What this task involves: Whenever a line carries the word "self", pull it out of the entries.

Provided entries:
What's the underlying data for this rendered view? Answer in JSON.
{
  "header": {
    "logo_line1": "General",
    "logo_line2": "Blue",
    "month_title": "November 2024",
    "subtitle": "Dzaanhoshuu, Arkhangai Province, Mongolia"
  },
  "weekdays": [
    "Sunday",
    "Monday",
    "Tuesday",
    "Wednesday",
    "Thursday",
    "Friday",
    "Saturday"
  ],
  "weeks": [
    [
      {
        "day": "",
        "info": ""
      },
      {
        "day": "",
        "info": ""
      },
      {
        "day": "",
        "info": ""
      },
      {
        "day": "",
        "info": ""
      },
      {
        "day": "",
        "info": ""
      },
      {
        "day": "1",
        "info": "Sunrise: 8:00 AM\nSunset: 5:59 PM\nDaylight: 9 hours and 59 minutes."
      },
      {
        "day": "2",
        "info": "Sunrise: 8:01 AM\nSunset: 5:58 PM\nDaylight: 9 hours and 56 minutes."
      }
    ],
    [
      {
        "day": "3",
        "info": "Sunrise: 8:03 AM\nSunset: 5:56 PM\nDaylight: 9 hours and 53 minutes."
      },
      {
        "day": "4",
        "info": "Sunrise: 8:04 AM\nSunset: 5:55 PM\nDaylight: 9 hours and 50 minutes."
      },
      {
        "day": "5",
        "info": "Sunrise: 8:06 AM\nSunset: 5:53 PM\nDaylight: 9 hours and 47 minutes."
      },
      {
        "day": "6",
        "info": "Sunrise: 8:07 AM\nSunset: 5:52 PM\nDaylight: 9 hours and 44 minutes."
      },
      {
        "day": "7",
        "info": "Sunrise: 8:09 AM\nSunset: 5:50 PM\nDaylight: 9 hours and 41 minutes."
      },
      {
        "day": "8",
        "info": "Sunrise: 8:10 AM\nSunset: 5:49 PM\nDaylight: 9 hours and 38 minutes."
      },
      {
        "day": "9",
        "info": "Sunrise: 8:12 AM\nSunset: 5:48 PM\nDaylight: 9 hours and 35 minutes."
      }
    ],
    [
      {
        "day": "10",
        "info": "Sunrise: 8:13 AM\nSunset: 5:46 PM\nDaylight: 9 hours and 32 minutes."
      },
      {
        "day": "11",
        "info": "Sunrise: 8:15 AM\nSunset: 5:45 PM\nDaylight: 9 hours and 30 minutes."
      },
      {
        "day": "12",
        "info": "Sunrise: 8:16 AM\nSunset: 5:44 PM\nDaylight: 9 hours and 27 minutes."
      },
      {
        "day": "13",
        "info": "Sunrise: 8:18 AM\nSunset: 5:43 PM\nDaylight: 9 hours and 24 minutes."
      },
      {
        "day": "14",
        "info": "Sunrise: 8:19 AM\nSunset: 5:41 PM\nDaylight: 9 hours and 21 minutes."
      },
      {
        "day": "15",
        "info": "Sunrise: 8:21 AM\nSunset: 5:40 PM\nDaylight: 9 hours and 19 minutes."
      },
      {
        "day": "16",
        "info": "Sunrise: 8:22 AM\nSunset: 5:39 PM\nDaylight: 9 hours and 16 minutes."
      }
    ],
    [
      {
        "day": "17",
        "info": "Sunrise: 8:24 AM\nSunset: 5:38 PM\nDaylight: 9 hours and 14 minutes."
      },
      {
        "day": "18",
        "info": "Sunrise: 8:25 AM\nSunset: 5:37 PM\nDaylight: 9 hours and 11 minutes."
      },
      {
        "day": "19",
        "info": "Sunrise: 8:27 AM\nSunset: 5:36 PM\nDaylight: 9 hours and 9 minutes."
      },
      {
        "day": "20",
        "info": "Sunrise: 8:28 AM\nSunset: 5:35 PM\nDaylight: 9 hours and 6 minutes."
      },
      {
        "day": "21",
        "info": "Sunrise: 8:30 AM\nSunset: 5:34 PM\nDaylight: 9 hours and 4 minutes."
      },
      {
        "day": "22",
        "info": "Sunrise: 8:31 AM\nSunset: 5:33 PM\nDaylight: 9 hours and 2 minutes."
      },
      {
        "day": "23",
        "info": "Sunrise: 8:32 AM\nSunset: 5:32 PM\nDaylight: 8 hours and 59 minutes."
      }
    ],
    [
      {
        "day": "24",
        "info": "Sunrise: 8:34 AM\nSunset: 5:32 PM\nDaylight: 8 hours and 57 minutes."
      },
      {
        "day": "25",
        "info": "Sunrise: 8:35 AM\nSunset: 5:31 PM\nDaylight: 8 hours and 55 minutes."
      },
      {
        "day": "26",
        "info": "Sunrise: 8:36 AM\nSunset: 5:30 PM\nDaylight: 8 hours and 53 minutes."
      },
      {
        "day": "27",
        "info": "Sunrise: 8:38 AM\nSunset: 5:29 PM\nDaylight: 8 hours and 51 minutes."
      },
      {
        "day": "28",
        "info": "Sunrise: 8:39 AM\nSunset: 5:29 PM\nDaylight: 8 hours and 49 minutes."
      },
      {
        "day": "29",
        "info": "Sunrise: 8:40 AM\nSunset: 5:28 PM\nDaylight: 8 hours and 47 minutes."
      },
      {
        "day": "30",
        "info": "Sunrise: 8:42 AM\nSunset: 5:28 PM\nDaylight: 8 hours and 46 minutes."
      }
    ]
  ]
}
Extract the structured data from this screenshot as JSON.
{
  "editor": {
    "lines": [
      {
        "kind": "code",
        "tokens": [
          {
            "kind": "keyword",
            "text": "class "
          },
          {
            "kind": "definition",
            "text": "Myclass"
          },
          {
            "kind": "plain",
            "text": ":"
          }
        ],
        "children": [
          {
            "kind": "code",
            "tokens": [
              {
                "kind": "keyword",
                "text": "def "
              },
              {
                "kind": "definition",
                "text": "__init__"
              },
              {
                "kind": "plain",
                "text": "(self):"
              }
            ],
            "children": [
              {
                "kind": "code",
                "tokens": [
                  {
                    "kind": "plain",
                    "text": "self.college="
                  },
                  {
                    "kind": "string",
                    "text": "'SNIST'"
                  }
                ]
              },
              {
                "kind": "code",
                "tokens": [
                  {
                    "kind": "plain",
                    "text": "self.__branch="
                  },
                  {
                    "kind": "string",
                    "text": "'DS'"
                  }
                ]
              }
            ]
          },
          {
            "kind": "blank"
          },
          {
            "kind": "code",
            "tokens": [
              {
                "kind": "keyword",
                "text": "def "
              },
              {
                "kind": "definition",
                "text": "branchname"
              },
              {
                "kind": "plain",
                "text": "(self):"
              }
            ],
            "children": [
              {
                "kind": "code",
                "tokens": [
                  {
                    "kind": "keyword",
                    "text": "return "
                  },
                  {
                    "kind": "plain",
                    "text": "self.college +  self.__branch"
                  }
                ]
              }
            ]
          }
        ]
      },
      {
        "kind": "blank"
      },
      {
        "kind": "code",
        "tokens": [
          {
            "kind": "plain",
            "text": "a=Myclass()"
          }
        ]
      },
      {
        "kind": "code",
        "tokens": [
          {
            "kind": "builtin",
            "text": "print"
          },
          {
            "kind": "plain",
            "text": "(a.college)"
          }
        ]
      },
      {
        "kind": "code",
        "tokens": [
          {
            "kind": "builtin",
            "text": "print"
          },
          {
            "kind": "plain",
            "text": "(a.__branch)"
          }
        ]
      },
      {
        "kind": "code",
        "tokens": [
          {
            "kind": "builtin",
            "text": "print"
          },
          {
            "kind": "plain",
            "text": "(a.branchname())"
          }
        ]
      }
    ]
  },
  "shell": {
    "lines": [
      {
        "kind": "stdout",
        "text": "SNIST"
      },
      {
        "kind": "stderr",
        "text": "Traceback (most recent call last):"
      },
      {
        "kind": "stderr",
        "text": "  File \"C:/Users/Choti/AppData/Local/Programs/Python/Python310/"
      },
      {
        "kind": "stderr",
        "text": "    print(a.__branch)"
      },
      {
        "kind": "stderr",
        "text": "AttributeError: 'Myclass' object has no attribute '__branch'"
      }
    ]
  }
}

Result for this task:
                "text": "(self):"
                    "text": "self.college="
                    "text": "self.__branch="
                "text": "(self):"
                    "text": "self.college +  self.__branch"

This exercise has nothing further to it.